- Task instructions
Copy every line of the listing exactly.

-- Opening Marker --

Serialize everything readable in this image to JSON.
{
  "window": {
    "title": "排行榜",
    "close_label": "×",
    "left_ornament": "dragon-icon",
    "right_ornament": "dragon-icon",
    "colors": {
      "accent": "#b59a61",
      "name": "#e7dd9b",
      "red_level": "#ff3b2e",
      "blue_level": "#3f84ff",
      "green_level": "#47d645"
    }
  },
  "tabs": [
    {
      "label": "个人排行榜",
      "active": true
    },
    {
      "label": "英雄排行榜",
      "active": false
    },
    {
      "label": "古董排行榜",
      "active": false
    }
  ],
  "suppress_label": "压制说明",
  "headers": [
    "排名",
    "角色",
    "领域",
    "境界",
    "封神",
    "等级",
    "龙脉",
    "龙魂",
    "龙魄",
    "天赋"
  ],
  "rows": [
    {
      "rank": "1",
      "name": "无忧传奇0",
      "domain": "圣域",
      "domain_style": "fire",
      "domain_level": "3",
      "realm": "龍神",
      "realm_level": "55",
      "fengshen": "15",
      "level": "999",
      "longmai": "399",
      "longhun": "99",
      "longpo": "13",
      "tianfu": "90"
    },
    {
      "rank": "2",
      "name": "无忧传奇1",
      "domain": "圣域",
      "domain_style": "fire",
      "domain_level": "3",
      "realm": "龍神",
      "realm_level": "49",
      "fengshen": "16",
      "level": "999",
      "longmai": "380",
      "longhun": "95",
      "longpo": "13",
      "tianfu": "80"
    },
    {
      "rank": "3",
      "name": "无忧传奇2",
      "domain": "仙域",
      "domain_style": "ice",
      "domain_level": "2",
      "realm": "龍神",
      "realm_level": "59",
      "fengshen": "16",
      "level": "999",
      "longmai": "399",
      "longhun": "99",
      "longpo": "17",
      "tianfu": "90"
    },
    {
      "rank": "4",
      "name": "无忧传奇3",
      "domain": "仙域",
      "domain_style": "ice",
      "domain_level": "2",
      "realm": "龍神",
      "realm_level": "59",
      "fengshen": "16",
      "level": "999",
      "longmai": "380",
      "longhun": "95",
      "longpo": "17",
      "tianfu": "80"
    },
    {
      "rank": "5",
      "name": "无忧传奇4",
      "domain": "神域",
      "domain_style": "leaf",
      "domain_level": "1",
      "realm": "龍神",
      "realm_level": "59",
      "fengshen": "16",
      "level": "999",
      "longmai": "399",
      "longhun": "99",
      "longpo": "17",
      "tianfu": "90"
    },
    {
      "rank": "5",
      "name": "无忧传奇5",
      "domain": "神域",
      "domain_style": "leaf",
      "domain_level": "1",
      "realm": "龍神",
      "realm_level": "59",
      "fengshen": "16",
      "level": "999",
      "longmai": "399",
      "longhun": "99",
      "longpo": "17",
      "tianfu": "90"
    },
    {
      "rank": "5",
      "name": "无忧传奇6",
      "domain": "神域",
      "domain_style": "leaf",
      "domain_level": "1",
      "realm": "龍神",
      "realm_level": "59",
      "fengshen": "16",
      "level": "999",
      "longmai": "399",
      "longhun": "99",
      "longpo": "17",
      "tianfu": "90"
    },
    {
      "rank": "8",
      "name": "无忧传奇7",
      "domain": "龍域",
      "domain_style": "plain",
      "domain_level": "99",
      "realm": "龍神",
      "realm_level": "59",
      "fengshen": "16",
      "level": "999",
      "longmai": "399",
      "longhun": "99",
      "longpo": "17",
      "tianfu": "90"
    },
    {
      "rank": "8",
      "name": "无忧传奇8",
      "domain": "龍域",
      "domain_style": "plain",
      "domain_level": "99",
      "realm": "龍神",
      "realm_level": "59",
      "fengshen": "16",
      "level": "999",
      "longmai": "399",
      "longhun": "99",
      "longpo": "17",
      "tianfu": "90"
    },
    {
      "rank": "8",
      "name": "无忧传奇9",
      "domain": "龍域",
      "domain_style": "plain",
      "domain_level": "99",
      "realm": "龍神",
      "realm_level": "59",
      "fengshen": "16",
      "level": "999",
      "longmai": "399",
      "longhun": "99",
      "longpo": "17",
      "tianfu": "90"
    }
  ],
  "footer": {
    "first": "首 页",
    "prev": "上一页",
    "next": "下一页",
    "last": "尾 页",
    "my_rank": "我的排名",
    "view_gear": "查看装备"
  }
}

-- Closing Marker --

- Your response
Serialize everything readable in this image to JSON.
{
  "window": {
    "title": "排行榜",
    "close_label": "×",
    "left_ornament": "dragon-icon",
    "right_ornament": "dragon-icon",
    "colors": {
      "accent": "#b59a61",
      "name": "#e7dd9b",
      "red_level": "#ff3b2e",
      "blue_level": "#3f84ff",
      "green_level": "#47d645"
    }
  },
  "tabs": [
    {
      "label": "个人排行榜",
      "active": true
    },
    {
      "label": "英雄排行榜",
      "active": false
    },
    {
      "label": "古董排行榜",
      "active": false
    }
  ],
  "suppress_label": "压制说明",
  "headers": [
    "排名",
    "角色",
    "领域",
    "境界",
    "封神",
    "等级",
    "龙脉",
    "龙魂",
    "龙魄",
    "天赋"
  ],
  "rows": [
    {
      "rank": "1",
      "name": "无忧传奇0",
      "domain": "圣域",
      "domain_style": "fire",
      "domain_level": "3",
      "realm": "龍神",
      "realm_level": "55",
      "fengshen": "15",
      "level": "999",
      "longmai": "399",
      "longhun": "99",
      "longpo": "13",
      "tianfu": "90"
    },
    {
      "rank": "2",
      "name": "无忧传奇1",
      "domain": "圣域",
      "domain_style": "fire",
      "domain_level": "3",
      "realm": "龍神",
      "realm_level": "49",
      "fengshen": "16",
      "level": "999",
      "longmai": "380",
      "longhun": "95",
      "longpo": "13",
      "tianfu": "80"
    },
    {
      "rank": "3",
      "name": "无忧传奇2",
      "domain": "仙域",
      "domain_style": "ice",
      "domain_level": "2",
      "realm": "龍神",
      "realm_level": "59",
      "fengshen": "16",
      "level": "999",
      "longmai": "399",
      "longhun": "99",
      "longpo": "17",
      "tianfu": "90"
    },
    {
      "rank": "4",
      "name": "无忧传奇3",
      "domain": "仙域",
      "domain_style": "ice",
      "domain_level": "2",
      "realm": "龍神",
      "realm_level": "59",
      "fengshen": "16",
      "level": "999",
      "longmai": "380",
      "longhun": "95",
      "longpo": "17",
      "tianfu": "80"
    },
    {
      "rank": "5",
      "name": "无忧传奇4",
      "domain": "神域",
      "domain_style": "leaf",
      "domain_level": "1",
      "realm": "龍神",
      "realm_level": "59",
      "fengshen": "16",
      "level": "999",
      "longmai": "399",
      "longhun": "99",
      "longpo": "17",
      "tianfu": "90"
    },
    {
      "rank": "5",
      "name": "无忧传奇5",
      "domain": "神域",
      "domain_style": "leaf",
      "domain_level": "1",
      "realm": "龍神",
      "realm_level": "59",
      "fengshen": "16",
      "level": "999",
      "longmai": "399",
      "longhun": "99",
      "longpo": "17",
      "tianfu": "90"
    },
    {
      "rank": "5",
      "name": "无忧传奇6",
      "domain": "神域",
      "domain_style": "leaf",
      "domain_level": "1",
      "realm": "龍神",
      "realm_level": "59",
      "fengshen": "16",
      "level": "999",
      "longmai": "399",
      "longhun": "99",
      "longpo": "17",
      "tianfu": "90"
    },
    {
      "rank": "8",
      "name": "无忧传奇7",
      "domain": "龍域",
      "domain_style": "plain",
      "domain_level": "99",
      "realm": "龍神",
      "realm_level": "59",
      "fengshen": "16",
      "level": "999",
      "longmai": "399",
      "longhun": "99",
      "longpo": "17",
      "tianfu": "90"
    },
    {
      "rank": "8",
      "name": "无忧传奇8",
      "domain": "龍域",
      "domain_style": "plain",
      "domain_level": "99",
      "realm": "龍神",
      "realm_level": "59",
      "fengshen": "16",
      "level": "999",
      "longmai": "399",
      "longhun": "99",
      "longpo": "17",
      "tianfu": "90"
    },
    {
      "rank": "8",
      "name": "无忧传奇9",
      "domain": "龍域",
      "domain_style": "plain",
      "domain_level": "99",
      "realm": "龍神",
      "realm_level": "59",
      "fengshen": "16",
      "level": "999",
      "longmai": "399",
      "longhun": "99",
      "longpo": "17",
      "tianfu": "90"
    }
  ],
  "footer": {
    "first": "首 页",
    "prev": "上一页",
    "next": "下一页",
    "last": "尾 页",
    "my_rank": "我的排名",
    "view_gear": "查看装备"
  }
}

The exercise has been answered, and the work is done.